Counter-corollary: sometimes doing something mindless (like ironing, or polishing windows) allows you to daydream and frees your imagination, giving you new ideas to add to your work-in-progress. Be ready to abandon your task and go back to writing while the idea is fresh.
Writing tasks. We all know that writing isn’t just churning out manuscripts. There’s brainstorming, researching, outlining, rewriting, editing, marketing. And you want to network with other writers, with agents, editors, beta readers, and reviewers. You also need to maintain a vibrant presence on social media and grow your email newsletter list. It almost seems that in order to do all these things well, you pretty much do them instead of writing. But you can’t.
So you have to schedule them. It’s the only way to balance your time. Prioritize what you need to do. You must write every day. Some days you can’t get started writing until you do some research, so go research—but beware of chasing tangents. Sometimes your research will uncover interesting information that may have no bearing whatsoever on what you’re writing, but you feel compelled to go deeper. Sometimes there may be a payoff in a brilliant plot twist or an entirely new direction, but usually getting off track will just waste time that you could have been spending more productively. Put a limit on how much time you devote to those other writing-related tasks, and then write.

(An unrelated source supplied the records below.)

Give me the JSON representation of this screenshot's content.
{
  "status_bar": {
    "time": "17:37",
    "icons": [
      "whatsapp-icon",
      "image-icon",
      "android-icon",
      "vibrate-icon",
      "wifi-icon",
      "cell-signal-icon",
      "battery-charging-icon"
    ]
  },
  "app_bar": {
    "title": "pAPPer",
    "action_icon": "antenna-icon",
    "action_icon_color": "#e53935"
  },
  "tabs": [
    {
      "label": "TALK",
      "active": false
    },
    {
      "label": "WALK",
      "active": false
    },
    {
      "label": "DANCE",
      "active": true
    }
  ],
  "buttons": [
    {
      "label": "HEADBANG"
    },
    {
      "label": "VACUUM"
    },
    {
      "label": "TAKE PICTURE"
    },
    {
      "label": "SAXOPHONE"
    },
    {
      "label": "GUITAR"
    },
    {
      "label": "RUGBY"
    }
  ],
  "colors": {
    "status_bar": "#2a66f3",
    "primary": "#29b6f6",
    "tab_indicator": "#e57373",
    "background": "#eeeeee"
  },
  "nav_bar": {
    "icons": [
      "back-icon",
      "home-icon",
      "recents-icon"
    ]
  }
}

Dissatisfaction with the way your project is going. Your first draft is not going to be brilliant. That’s okay—first drafts are about getting ideas down; you develop them in more detail in the subsequent drafts. But when your third or fourth draft still seems rough, it’s easy to feel discouraged and focus instead on disappointment and dreams unmet. How do you satisfy your inner critic and get back to work again?
It helps to have an insightful critique partner, someone who will read your essay or chapter and act as a sounding board for your concerns. (How do you find a critique partner?) He can make suggestions about changes or additions or rephrasing that will help you take your manuscript to the next level.
Now it’s your turn. What are your biggest distractions when you’re writing? How do you counteract them? Share in the comments below.
Guest post contributed by ARHuelsenbeck. Former elementary general music teacher ARHuelsenbeck blogs about the arts and the creative process at ARHtistic License. She is currently writing a YA mystical fantasy and a Bible study guide, and submitting a poetry chapbook, with mystery and MG drafts waiting in the wings. You can follow her on Twitter, and see some of her artwork, photography, and quilts on Instagram.